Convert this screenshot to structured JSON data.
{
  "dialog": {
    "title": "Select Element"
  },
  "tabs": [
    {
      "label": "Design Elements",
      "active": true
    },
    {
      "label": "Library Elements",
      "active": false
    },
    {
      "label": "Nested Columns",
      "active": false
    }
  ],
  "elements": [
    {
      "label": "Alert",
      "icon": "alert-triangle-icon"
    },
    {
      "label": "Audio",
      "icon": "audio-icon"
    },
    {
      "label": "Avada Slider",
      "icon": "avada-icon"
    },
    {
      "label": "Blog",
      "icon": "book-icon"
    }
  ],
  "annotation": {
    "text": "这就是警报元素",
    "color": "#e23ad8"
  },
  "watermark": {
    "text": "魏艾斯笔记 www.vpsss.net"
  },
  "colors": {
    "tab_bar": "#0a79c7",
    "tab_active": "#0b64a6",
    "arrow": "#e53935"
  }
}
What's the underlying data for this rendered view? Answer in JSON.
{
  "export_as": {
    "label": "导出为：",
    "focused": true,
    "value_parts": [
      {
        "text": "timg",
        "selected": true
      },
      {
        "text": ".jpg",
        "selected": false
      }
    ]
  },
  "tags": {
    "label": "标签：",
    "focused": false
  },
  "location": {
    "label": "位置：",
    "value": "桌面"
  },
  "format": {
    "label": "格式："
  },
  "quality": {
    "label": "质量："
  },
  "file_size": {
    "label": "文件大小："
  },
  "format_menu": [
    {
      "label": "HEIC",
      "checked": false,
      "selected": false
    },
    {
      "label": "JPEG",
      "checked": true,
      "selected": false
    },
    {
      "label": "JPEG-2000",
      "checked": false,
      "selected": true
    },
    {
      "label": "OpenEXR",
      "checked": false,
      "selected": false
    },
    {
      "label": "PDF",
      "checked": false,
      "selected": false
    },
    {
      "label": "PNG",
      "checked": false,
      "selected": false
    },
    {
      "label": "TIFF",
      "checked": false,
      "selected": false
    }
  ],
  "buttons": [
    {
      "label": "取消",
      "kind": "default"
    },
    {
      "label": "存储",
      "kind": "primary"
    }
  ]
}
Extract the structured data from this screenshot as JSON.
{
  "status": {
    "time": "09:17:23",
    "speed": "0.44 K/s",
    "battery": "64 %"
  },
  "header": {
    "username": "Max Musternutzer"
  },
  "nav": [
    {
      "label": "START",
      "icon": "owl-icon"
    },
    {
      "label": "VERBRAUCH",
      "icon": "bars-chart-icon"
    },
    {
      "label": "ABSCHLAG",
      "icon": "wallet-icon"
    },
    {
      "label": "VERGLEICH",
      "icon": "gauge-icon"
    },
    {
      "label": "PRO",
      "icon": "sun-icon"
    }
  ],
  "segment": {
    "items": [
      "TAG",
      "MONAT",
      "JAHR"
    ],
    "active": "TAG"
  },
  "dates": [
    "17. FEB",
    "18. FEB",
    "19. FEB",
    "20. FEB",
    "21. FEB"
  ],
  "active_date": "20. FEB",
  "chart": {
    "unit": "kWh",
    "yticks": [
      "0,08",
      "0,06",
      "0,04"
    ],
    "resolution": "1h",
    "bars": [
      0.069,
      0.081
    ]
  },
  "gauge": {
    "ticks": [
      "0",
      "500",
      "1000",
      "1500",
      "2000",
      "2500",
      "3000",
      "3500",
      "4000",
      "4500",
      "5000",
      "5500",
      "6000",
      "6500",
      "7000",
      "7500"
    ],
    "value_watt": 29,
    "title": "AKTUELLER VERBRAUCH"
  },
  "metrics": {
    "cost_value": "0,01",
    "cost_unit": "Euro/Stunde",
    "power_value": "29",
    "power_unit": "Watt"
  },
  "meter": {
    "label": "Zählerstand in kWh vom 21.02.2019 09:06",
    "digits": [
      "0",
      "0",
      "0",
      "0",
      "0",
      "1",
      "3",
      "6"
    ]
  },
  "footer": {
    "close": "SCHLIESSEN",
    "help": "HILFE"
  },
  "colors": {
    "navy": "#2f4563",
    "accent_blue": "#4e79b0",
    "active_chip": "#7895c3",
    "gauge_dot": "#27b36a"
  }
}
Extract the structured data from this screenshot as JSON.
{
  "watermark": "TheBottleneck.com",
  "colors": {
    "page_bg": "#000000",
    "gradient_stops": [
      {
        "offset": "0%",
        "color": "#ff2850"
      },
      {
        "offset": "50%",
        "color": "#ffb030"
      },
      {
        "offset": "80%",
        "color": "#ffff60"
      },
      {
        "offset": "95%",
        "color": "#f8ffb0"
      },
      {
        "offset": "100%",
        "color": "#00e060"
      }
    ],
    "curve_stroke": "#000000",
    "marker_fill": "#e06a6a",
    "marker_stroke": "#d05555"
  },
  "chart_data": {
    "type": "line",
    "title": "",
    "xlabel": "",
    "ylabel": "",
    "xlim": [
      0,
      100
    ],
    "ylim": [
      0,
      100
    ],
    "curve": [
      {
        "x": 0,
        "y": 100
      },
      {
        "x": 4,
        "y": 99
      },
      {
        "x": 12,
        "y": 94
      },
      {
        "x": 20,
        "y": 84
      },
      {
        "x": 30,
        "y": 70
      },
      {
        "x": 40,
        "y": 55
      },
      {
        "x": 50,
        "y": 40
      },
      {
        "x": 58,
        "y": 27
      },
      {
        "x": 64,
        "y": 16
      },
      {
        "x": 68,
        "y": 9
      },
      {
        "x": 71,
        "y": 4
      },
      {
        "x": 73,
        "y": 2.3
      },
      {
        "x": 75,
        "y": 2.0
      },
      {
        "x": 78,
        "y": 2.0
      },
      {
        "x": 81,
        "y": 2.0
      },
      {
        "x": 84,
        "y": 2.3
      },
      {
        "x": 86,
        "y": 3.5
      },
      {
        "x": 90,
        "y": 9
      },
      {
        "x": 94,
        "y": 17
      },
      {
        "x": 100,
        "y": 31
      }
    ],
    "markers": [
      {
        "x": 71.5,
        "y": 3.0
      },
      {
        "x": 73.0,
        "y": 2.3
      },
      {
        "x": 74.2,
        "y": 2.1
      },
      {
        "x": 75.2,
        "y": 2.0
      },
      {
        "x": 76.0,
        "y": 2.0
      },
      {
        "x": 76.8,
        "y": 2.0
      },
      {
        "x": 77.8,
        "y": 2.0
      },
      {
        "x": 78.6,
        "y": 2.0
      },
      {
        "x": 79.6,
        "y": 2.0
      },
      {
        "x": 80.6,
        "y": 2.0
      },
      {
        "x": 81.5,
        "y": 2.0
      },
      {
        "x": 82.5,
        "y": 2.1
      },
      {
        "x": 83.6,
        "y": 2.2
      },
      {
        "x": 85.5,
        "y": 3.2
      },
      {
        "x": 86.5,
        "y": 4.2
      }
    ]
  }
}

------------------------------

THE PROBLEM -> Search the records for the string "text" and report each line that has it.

ANSWER SPACE ->
    "text": "这就是警报元素",
    "text": "魏艾斯笔记 www.vpsss.net"
        "text": "timg",
        "text": ".jpg",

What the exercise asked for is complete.